Web page and app entries
--------------------

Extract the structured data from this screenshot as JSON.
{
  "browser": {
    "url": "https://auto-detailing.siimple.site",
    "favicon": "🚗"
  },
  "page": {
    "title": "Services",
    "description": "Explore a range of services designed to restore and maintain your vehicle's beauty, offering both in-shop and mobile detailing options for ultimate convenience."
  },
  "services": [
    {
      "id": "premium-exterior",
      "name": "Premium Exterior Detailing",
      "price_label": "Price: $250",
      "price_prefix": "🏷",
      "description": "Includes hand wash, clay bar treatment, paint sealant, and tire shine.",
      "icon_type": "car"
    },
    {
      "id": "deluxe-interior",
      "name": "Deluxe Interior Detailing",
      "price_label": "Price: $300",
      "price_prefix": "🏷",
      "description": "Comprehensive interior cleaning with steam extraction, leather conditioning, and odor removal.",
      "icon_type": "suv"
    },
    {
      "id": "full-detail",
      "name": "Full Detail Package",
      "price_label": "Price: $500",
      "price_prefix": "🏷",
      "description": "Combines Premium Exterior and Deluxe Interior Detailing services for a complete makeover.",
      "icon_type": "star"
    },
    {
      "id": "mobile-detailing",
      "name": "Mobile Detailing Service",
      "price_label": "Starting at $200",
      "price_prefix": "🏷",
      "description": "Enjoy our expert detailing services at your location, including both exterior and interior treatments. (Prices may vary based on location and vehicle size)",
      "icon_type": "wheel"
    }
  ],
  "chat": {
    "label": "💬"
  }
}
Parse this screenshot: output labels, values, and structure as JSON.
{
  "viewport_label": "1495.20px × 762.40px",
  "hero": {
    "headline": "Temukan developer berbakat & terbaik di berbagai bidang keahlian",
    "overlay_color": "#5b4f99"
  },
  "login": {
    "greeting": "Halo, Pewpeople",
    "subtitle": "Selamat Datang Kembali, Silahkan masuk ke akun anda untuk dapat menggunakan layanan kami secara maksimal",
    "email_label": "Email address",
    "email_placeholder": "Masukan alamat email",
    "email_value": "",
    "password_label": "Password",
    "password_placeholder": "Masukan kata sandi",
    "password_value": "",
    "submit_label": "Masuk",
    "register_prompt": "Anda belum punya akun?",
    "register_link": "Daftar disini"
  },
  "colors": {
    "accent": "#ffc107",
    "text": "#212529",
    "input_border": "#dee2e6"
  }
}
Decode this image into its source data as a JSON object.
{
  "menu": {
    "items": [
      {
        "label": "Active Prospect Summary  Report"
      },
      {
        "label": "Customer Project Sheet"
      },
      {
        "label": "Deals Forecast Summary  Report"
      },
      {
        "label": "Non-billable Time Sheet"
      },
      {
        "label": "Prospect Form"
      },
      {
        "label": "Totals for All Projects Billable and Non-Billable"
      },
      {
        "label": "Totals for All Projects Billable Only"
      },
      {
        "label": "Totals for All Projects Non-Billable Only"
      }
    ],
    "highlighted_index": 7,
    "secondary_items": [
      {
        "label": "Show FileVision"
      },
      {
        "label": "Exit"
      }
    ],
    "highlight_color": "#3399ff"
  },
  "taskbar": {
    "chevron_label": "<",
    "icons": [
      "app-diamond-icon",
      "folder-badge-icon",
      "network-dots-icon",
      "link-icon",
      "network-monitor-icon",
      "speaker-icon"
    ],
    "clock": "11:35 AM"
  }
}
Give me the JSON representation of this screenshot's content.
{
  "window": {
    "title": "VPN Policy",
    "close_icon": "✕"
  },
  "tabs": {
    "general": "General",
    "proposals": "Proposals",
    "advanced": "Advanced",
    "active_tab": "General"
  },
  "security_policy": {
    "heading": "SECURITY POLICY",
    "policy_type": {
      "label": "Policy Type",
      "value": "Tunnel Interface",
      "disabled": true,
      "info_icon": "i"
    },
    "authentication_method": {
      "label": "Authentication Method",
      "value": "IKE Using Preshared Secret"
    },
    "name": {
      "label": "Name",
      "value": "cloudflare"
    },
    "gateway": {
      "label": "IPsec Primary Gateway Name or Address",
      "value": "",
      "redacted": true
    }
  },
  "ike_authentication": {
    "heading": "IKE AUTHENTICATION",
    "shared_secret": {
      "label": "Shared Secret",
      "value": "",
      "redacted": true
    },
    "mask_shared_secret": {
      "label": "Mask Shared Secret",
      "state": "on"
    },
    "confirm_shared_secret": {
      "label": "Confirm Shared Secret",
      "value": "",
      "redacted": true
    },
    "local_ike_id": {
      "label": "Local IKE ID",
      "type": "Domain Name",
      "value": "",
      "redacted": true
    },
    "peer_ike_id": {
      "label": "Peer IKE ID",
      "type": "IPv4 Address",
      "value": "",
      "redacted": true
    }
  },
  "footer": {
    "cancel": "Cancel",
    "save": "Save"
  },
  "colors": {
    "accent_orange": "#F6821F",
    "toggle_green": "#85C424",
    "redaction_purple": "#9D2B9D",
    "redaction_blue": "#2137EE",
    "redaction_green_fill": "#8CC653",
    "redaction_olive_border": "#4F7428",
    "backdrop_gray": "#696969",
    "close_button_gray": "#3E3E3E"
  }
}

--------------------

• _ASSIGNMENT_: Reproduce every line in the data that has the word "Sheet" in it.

• _ANSWER TO THIS TASK_:
        "label": "Customer Project Sheet"
        "label": "Non-billable Time Sheet"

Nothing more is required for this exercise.